We are here for a two week vacation with family and friends. Others of the Prairie Spruce community are at home in Regina, hosting information sessions, staffing our booth at the Farmers Market (stop by for a visit), getting the word out about this wonderful new adventure that is taking place in Regina. Others are at their cottage at the lake, one household is traveling in Denmark and one household is traveling and Sweden. In cohousing we share in the play and the work, that’s what a community is about.
An additional bonus of cohousing is the international community. Membership in a cohousing community allows you to visit other cohousing communities across the globe and book the guest space. Check out the locations of a few cohousing communities around the world:
Prairie Spruce Commons met this weekend with a daunting task. We found the unit prices that we were getting to be too high. Recognizing that we have to be able to sell the remaining units we were left with two conclusions; first that we would have to get rid of our most expensive units in favour of smaller more affordable units and second that we needed to trim the budget to reduce the overal cost of the building. Having to give back some of the wonderful features we have designed into this building was a highly charged and emotional task. Would people want to cut things that were dear to me or are the things I think we should cut dear to others.
It was a tough two days, but in the end we had trimmed a few areas where we had made rooms bigger than they needed to be, confirmed some things that we have always planned to cut and removed an initiative that we had reconsidered. But Wait!
In addition to the cutting we also found some things that we felt were underspecified and needed to be improved. We allocated additional money for improved windows, allocated new money to adopt a geothermal cooling loop on the advice of our mechanical engineer, and we are requesting a quote on upgraded shingles.
What came out of these meetings was a reconfirmation of our intent to build a building that is above and beyond what is normally built. We have chosen to spend extra on things like insulation, windows, heating infrastructure (in floor radiant), geothermal cooling and we are still persuing grey water recycling. We are prepared to add Solar Voltaic panels when the time is right and we have a long term maintenance view choosing long term investments over short term savings.
We have found that on a square foot basis, when you include the massive amount of common space, our units are in line with other condos on the market. The big difference is that we are cohousing! We have chosen not to build swimming pools or pool rooms. Instead we have built usable spaces and have chosen to build with the future in mind.

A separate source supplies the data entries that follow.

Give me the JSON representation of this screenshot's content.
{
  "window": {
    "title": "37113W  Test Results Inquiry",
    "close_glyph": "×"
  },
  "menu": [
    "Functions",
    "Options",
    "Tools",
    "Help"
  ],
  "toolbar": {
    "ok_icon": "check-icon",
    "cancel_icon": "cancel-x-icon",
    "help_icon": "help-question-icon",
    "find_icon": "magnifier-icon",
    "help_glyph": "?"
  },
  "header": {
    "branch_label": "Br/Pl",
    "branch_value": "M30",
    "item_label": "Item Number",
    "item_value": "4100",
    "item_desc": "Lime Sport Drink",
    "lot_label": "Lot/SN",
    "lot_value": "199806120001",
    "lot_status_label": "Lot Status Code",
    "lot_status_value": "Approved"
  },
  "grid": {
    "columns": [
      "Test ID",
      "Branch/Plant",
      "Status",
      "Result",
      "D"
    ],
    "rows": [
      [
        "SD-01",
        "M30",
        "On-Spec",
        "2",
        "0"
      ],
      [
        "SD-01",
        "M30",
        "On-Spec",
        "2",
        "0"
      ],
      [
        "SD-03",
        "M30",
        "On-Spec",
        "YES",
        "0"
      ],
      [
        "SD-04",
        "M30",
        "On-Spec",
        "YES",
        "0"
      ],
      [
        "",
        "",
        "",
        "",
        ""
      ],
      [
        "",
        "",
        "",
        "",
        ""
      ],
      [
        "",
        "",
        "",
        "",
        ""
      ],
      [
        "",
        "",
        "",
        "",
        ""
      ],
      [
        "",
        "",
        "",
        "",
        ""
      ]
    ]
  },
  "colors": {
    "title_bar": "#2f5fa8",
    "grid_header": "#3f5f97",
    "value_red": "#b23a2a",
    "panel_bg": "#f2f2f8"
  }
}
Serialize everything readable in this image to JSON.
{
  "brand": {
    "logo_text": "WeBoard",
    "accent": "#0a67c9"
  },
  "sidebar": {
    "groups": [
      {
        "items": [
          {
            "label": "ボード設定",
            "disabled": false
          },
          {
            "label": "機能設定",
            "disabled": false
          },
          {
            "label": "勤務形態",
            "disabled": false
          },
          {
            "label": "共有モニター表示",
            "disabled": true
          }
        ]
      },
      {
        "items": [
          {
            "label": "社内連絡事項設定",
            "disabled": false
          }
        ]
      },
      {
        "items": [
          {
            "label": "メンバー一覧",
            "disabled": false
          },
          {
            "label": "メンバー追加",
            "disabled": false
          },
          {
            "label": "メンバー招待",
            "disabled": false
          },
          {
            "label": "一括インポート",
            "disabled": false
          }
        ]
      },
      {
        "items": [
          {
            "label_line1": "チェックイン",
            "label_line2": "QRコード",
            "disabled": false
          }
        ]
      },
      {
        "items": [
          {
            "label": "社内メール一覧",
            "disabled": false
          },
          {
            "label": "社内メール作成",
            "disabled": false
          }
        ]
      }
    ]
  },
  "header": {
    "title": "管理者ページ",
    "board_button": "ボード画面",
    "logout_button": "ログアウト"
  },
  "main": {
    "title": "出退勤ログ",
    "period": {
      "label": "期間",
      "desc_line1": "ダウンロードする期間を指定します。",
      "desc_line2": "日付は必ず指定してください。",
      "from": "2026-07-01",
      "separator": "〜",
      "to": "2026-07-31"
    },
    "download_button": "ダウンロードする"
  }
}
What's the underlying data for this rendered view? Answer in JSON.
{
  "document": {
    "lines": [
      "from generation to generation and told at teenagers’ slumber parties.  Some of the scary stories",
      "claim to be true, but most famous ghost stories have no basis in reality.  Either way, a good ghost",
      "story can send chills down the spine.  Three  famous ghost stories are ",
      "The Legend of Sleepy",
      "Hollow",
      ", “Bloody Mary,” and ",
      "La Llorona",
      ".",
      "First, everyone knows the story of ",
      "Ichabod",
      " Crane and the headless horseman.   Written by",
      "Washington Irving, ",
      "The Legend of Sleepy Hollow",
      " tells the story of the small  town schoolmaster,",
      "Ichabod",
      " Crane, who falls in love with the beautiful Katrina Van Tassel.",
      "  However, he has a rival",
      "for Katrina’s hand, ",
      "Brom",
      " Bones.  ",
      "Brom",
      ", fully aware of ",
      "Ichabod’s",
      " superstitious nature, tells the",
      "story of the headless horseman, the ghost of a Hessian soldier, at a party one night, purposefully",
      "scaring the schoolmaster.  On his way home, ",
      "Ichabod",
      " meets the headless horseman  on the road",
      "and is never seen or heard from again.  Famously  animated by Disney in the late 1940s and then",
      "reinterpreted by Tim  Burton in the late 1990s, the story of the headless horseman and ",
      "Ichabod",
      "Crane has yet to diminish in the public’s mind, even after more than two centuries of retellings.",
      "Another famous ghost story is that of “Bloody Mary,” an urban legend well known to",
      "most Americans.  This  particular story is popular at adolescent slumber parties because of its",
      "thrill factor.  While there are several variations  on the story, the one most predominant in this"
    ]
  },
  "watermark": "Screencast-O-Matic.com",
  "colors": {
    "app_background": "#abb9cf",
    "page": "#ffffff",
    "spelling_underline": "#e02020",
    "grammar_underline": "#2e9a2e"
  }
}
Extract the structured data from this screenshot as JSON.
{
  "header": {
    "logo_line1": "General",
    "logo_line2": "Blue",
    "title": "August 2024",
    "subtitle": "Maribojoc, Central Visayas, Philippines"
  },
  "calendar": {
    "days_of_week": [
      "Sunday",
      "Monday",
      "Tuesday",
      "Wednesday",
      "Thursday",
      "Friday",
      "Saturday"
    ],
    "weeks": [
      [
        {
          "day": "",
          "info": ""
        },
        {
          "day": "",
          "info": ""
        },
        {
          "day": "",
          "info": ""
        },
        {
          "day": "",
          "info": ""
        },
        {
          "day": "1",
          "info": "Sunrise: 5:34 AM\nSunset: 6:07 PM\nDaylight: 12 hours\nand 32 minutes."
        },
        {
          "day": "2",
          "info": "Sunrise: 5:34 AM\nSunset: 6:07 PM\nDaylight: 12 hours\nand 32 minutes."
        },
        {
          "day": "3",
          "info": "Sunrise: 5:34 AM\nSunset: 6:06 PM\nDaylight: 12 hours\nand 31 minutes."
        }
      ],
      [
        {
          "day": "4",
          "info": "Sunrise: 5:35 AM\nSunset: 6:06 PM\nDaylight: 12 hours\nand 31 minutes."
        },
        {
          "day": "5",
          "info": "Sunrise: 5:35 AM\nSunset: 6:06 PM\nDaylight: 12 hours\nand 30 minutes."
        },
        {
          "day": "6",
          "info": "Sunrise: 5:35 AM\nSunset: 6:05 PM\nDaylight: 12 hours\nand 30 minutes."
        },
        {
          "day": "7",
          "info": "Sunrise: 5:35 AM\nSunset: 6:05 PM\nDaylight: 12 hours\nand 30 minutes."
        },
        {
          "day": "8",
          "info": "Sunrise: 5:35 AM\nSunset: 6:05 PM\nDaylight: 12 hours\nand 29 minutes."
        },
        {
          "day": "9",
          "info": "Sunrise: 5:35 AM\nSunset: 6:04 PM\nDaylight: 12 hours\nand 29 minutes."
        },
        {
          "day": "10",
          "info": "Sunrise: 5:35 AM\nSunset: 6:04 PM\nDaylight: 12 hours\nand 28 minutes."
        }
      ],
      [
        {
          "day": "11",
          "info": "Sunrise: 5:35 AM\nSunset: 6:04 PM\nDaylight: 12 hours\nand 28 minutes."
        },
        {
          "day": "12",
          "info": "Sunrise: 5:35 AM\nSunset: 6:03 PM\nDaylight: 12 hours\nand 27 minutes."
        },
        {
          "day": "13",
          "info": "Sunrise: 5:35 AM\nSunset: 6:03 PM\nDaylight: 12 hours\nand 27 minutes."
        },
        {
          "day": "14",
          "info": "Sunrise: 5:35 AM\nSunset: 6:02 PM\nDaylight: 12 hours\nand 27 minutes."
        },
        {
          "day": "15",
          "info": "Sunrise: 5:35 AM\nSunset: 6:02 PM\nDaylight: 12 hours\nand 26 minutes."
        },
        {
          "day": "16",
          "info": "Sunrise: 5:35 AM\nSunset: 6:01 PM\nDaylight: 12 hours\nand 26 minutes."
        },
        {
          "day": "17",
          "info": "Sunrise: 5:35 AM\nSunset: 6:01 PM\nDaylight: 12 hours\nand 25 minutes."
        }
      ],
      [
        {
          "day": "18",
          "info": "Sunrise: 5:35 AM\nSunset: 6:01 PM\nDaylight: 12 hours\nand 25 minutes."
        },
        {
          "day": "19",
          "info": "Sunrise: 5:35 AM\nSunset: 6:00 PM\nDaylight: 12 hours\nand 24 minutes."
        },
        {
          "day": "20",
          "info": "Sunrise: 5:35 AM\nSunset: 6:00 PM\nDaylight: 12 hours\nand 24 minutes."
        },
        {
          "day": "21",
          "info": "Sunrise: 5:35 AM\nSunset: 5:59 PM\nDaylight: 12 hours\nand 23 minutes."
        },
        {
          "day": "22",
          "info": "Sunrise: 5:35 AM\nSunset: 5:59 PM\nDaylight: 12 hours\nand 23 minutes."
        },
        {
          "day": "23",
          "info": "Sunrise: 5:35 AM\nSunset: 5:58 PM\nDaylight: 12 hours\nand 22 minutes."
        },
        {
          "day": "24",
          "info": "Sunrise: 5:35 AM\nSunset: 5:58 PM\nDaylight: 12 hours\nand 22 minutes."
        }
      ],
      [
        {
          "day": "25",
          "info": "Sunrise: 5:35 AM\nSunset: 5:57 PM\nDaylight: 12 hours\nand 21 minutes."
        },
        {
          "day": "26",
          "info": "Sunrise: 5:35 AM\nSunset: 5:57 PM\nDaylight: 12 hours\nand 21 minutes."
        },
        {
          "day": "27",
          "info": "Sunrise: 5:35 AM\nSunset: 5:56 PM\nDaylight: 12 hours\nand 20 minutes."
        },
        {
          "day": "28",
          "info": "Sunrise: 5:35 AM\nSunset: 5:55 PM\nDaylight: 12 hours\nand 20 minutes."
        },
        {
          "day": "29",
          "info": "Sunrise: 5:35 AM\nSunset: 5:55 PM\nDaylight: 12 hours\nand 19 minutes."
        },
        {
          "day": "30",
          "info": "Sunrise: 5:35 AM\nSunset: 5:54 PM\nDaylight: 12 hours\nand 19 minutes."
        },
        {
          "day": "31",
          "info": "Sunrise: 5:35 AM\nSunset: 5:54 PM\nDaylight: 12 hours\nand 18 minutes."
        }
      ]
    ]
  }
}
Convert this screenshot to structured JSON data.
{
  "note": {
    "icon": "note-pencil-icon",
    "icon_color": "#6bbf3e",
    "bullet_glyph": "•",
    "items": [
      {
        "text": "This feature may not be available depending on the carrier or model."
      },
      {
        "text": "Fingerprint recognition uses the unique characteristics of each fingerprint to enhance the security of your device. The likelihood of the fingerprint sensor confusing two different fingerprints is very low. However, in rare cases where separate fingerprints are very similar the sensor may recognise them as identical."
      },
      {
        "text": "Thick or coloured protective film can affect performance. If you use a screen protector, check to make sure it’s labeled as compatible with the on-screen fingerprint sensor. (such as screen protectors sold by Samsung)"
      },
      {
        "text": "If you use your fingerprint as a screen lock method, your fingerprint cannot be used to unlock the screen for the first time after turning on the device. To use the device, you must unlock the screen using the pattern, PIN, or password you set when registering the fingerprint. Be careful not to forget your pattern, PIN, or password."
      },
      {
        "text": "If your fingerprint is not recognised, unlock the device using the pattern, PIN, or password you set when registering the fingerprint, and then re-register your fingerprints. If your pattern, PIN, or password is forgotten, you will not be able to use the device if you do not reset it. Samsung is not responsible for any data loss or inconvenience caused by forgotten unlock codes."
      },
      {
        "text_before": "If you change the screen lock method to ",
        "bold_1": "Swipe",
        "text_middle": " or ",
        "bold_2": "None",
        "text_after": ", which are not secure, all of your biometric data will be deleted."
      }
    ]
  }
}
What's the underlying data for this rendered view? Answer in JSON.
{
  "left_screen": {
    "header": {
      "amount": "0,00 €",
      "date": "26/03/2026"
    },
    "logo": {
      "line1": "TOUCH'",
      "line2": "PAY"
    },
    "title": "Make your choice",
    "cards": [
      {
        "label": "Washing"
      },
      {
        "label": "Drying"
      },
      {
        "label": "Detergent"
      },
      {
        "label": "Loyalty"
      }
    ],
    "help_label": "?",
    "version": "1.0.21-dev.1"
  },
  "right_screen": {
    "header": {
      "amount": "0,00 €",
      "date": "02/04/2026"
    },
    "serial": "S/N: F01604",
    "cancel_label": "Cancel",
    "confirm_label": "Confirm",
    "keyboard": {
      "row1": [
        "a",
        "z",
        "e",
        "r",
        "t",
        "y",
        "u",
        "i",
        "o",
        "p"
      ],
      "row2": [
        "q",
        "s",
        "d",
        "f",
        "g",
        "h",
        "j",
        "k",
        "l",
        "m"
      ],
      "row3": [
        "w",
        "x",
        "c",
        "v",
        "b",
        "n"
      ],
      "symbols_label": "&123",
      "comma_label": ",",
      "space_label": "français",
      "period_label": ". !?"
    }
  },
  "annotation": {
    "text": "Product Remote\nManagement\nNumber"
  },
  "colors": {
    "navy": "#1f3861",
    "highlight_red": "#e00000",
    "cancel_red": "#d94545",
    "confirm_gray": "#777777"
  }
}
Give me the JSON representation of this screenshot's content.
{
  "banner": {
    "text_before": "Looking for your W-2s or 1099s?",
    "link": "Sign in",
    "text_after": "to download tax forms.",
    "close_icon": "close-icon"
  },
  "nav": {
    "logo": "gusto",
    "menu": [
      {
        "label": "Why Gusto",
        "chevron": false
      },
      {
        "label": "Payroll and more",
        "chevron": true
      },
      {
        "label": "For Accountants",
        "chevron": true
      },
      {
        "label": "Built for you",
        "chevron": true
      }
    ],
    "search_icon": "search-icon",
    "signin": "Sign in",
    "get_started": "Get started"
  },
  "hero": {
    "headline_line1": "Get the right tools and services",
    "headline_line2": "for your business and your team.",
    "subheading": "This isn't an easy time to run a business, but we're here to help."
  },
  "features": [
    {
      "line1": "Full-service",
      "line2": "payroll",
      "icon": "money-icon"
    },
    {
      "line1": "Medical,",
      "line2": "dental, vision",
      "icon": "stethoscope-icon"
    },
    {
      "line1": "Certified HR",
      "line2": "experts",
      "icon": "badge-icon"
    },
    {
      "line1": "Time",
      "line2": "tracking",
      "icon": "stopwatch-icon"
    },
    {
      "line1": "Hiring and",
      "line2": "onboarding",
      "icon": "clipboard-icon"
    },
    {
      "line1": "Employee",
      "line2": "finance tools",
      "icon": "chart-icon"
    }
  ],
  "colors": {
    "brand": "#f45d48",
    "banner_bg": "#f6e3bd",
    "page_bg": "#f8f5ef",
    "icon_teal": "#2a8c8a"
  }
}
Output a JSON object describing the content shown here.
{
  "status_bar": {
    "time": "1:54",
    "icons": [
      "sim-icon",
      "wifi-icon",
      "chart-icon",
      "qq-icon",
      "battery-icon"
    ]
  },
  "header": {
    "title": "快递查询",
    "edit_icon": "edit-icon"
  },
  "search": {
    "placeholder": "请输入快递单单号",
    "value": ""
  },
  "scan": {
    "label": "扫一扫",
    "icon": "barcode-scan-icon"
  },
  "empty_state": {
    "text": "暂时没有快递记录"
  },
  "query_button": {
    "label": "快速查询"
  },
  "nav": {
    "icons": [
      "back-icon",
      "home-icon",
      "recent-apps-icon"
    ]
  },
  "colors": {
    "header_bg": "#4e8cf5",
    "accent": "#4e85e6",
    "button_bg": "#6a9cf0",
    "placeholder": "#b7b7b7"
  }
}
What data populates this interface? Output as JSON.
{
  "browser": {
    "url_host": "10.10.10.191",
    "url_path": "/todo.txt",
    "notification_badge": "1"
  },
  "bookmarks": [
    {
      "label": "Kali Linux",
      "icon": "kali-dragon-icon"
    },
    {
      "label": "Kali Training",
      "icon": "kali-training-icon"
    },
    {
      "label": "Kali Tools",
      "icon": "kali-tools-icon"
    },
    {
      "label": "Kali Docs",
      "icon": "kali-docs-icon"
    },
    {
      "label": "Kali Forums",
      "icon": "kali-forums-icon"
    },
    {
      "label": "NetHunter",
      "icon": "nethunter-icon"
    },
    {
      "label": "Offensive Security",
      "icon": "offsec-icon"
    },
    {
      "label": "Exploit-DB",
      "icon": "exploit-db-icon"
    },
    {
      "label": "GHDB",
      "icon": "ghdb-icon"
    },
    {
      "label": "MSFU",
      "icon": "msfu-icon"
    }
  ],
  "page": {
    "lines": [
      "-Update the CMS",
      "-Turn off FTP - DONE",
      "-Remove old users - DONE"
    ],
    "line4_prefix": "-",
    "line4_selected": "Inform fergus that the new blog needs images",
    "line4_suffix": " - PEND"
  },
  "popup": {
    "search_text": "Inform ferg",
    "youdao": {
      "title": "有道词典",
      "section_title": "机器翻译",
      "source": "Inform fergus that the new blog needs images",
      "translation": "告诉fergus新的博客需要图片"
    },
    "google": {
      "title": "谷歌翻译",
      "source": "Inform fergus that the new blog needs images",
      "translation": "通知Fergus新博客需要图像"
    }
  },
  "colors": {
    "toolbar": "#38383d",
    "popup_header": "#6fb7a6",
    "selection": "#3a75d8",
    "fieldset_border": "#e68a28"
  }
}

This is what the building will look like.The best parts, of course, are the parts you can’t see: the people that will make up this community.